It is essential to note that both COP 8 and COP 9 investigations have serious implications for taxpayers, and seeking professional advice from a tax specialist or legal expert is crucial when facing either of these investigations.


In conclusion, the disparities between COP8 and COP9 tax investigations conducted by HMRC highlight the distinct approaches employed when tackling suspected tax irregularities. COP9 investigations primarily target cases where fraud is suspected, offering taxpayers the opportunity to make a full disclosure under the contractual disclosure facility and potentially receive immunity from prosecution.

On the other hand, COP8 investigations focus on potential tax irregularities that may not initially involve allegations of fraud. While COP8 investigations lack a standardized format, they can be converted to COP9 or criminal investigations if evidence of fraud emerges during the process.

Both types of investigations can be intrusive and extensive, involving intensive questioning and scrutiny of the taxpayer’s personal and business affairs. Understanding these differences is crucial for taxpayers to navigate the HMRC investigation process effectively and ensure compliance with tax regulations.

David Hanman Consultant Solicitor

David is a Solicitor and Chartered Tax Advisor. David has many years experience of advising clients on Regulatory Fraud matters, involving the smallest to the very biggest cases.

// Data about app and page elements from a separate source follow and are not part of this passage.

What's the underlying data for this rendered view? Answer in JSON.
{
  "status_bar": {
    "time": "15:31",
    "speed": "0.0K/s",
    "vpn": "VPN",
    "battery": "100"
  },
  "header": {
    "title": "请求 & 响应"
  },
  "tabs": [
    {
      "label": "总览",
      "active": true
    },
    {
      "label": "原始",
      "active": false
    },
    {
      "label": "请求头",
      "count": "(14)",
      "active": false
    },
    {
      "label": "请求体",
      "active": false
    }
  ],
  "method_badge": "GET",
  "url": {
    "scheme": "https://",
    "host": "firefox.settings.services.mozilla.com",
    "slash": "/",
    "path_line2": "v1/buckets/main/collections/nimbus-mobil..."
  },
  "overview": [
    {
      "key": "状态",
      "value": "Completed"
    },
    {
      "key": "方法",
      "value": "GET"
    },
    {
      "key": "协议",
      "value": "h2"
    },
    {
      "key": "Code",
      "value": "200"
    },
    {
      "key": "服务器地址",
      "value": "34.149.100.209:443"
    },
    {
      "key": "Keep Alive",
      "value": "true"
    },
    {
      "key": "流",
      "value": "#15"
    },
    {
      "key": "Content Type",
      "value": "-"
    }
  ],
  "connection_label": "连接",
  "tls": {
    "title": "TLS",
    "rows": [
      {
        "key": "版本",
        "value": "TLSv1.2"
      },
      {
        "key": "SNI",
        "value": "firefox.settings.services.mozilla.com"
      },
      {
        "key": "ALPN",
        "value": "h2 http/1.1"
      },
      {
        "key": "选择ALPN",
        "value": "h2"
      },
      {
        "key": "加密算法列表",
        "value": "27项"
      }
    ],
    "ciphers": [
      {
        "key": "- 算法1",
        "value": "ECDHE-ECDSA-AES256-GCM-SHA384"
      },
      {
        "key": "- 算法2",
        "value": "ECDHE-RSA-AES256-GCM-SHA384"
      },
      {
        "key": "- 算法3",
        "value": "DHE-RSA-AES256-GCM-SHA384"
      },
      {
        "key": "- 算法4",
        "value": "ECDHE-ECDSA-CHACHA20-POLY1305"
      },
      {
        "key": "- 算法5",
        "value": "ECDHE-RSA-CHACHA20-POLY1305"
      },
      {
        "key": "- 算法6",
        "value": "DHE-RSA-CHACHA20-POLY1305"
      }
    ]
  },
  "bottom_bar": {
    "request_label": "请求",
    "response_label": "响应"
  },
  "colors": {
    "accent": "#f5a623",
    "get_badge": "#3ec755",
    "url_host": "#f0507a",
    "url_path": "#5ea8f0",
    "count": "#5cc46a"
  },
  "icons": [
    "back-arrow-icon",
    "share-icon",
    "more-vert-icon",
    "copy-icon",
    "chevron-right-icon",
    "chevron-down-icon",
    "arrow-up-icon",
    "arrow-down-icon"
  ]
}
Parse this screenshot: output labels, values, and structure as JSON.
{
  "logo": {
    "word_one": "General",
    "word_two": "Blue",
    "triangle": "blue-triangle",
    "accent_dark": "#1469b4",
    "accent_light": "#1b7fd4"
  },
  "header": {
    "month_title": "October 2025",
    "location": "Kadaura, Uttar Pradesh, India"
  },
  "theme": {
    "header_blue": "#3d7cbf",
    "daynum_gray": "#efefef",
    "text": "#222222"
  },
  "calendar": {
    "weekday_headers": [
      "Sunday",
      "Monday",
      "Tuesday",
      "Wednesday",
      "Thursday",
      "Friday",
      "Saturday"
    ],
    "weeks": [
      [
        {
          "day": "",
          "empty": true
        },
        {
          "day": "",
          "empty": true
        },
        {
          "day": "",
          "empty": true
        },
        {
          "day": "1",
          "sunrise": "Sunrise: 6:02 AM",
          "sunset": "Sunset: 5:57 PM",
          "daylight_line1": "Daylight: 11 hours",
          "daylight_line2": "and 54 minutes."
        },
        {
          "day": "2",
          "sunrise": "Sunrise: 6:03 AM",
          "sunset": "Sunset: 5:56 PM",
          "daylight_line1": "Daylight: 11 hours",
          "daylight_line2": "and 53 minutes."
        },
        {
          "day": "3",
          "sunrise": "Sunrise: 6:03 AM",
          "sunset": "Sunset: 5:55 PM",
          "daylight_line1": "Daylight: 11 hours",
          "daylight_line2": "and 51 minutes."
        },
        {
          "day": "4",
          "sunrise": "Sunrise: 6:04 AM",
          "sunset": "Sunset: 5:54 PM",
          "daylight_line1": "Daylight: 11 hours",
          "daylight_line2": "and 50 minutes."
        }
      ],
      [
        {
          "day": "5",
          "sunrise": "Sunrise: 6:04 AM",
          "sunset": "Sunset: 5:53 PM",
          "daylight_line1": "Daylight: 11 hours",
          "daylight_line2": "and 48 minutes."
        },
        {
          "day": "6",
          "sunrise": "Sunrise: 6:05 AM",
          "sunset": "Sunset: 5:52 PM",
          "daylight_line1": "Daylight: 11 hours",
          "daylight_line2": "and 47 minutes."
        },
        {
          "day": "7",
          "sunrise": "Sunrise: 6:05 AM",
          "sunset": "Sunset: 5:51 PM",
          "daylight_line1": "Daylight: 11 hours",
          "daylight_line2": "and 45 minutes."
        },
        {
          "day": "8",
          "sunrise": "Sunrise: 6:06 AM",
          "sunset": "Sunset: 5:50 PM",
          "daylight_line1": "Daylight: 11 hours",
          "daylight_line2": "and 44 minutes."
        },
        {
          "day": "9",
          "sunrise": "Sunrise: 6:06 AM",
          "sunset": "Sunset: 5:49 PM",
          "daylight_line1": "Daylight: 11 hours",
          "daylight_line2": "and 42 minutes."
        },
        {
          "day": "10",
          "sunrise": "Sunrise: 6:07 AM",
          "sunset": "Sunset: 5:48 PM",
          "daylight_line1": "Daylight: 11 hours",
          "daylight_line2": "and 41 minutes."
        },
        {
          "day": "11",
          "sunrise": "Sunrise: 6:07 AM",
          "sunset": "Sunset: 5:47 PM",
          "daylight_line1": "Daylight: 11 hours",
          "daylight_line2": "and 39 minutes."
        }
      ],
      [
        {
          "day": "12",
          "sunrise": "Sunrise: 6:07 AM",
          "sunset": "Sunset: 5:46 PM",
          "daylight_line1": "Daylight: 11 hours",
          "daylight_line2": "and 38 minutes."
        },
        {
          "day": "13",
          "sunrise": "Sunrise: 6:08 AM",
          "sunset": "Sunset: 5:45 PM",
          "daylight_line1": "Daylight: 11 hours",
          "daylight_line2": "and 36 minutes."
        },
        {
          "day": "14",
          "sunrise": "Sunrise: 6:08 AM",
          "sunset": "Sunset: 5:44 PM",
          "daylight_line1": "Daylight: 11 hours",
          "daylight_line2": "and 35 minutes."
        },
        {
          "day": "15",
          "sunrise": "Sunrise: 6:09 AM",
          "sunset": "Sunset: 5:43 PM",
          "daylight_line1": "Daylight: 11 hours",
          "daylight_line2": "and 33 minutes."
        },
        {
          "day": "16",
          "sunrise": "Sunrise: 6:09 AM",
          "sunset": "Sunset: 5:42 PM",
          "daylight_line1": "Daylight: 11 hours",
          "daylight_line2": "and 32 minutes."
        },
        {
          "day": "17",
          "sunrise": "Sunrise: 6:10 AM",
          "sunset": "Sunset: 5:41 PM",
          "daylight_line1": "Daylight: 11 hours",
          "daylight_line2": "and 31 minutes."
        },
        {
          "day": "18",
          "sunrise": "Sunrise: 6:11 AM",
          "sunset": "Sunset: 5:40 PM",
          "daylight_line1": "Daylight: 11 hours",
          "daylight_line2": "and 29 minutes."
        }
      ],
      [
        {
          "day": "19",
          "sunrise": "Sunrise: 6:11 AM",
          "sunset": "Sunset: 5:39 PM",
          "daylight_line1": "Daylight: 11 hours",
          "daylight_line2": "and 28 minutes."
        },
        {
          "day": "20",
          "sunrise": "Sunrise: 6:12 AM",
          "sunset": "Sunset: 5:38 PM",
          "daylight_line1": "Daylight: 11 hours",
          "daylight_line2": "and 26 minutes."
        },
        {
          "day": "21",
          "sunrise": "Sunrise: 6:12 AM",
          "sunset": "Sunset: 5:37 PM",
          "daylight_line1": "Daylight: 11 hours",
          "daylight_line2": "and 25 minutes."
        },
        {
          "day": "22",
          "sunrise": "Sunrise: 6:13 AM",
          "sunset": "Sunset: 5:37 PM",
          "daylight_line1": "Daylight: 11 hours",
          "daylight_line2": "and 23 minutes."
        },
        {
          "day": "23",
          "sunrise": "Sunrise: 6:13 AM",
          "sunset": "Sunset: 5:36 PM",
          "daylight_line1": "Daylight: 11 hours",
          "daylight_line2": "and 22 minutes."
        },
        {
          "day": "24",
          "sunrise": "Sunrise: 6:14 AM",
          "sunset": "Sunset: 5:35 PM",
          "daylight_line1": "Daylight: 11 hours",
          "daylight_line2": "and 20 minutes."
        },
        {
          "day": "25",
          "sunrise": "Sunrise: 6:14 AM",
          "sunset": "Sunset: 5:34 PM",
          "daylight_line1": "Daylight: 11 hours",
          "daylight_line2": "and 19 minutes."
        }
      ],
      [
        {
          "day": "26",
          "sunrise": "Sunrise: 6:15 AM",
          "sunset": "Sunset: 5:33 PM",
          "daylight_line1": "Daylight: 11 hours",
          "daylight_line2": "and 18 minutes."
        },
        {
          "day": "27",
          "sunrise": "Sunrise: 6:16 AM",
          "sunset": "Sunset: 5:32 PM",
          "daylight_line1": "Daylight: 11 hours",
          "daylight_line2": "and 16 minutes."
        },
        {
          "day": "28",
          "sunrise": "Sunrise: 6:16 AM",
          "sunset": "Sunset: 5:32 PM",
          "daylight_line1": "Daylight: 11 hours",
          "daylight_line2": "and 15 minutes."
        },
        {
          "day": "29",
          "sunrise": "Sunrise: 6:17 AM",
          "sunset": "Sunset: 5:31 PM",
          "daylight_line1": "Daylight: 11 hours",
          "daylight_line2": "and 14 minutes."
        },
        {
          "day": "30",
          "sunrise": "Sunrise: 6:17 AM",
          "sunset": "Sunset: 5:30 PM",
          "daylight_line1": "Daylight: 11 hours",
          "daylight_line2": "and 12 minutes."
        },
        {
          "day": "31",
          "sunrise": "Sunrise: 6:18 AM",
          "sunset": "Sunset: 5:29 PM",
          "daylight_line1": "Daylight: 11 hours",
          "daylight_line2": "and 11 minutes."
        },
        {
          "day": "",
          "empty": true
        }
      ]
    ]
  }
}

He regularly lectures to the City of London Police on these and related issues. He regularly advises on Confiscation and other consequences that flow from money laundering offences